When your child needs urgent dental treatment, your pediatric dentist stands ready to help. Please keep the emergency number available and convenient.
Contact your pediatric dentist as soon as possible. The baby tooth should not be replanted because of the potential for subsequent damage to the developing permanent tooth.
Find the tooth and rinse it gently in cool water. (Do not scrub or clean it with soap-use only water!) If possible, replace the tooth in the socket immediately and hold it there with clean guaze or wash cloth. If you can’t put the tooth back in the socket, place the tooth in a clean container with cold milk, saliva, or water. Get to the pediatric dental office immediately (Call the emergency number if it’s after hours.) The faster you act, the better chamces of saving the tooth.
Contact your pediatric dentisg immediately. Quick action can save the tooth, prevent infection, and reduce the need for extensive dental treatment. Rinse the mouth with cold water and apply cold compresses to reduce swelling if the lip was also injured. If you can find the broken tooth fragment, place it in cold milk or water and bring it with you to the dental office.
You need immediate medical attention. A severe head injury can be life threatening. Keep in mind that an emergency medical team might be able to reach you faster than you can get to the hospital.
Call your pediatric dentist and visit the office promptly. To comfort your child, rinse the mouth with water. Over-the-counter children’s pain medication, dosed according to your child’s weight and age, might ease the symptoms. You may also apply a cold compress or ice wrapped in a cloth to the face in the area of pain, but do not put heat or aspirin on the sore area.

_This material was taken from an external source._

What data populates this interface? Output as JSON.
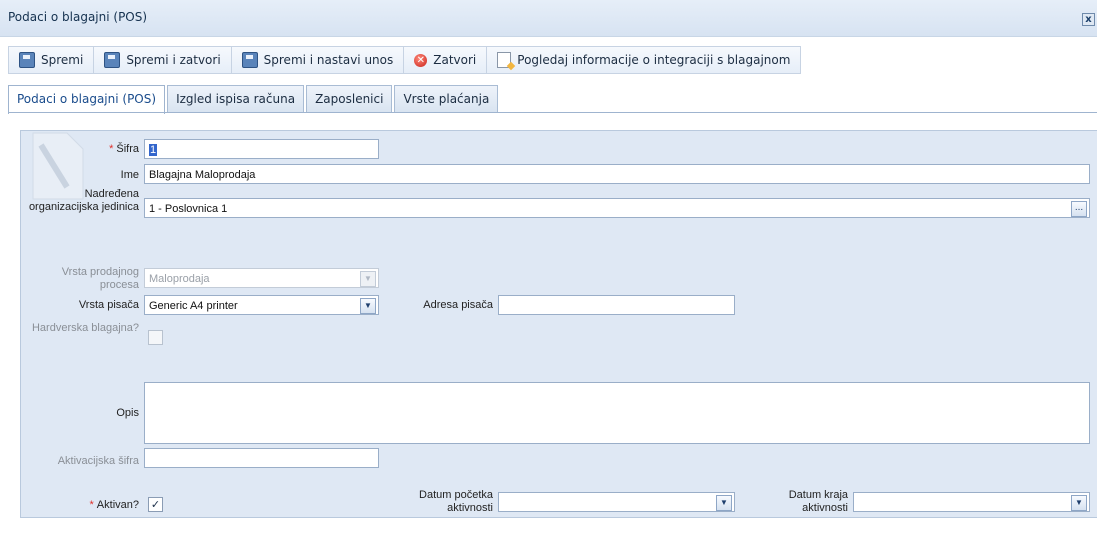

Your child’s risk for dental injuries can be reduced greatly by following a few simple suggestions. First, reduce risk for severe oral injury in sports by wearing protective gear, including a mouthguard. Second, always use a car seat for young children and require safety belts for everyone else in the car. Third, child-proof your home to prevent falls and electrical injuries. Regular dental check-ups provide your dentist an opportunity to discuss additional age-appropriate preventive strategies for your child.

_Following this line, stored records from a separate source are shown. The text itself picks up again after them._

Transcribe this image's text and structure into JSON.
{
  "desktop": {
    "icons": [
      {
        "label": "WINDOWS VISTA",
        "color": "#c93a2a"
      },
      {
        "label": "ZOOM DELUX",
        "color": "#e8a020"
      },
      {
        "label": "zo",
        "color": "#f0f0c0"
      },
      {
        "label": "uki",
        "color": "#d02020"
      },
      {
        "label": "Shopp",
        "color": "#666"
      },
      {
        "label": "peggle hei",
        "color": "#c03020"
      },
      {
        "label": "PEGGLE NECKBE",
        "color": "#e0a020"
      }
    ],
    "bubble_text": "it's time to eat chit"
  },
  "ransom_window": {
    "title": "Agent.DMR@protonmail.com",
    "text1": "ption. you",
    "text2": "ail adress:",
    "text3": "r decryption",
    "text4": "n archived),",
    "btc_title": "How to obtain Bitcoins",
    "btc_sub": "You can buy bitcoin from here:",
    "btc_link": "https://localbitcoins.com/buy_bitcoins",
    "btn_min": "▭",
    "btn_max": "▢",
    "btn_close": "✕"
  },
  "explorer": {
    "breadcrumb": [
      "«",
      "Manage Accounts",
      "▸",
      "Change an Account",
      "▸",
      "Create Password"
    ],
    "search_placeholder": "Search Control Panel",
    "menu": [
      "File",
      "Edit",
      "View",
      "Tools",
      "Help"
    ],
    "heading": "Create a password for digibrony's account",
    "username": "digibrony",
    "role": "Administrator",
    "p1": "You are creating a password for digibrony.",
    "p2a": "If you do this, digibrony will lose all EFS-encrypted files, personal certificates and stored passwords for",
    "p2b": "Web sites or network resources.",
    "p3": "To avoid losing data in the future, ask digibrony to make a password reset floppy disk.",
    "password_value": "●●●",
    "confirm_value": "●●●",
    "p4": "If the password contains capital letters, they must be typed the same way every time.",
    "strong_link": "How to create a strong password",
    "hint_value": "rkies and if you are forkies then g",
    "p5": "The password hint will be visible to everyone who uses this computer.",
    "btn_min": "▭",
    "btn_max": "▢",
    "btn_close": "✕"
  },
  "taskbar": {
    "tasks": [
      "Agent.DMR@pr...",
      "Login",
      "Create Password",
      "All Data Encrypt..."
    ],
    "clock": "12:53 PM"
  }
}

Content provided from the AAPD, a not-for-profit membership association representing the specialty of pediatric dentistry. The AAPD's 7,500 members are primary oral health care providers who offer comprehensive specialty treatment for millions of infants, children, adolescents, and individuals with special health care needs. The AAPD also represents general dentists who treat a significant number of children in their practices. As advocates for children's oral health, the AAPD develops and promotes evidence-based policies and guidelines, fosters research, contributes to scholarly work concerning pediatric oral health, and educates health care providers, policymakes, and the public on ways to improve children's oral health. For further information, please visit the AAPD Web site at www.aapd.org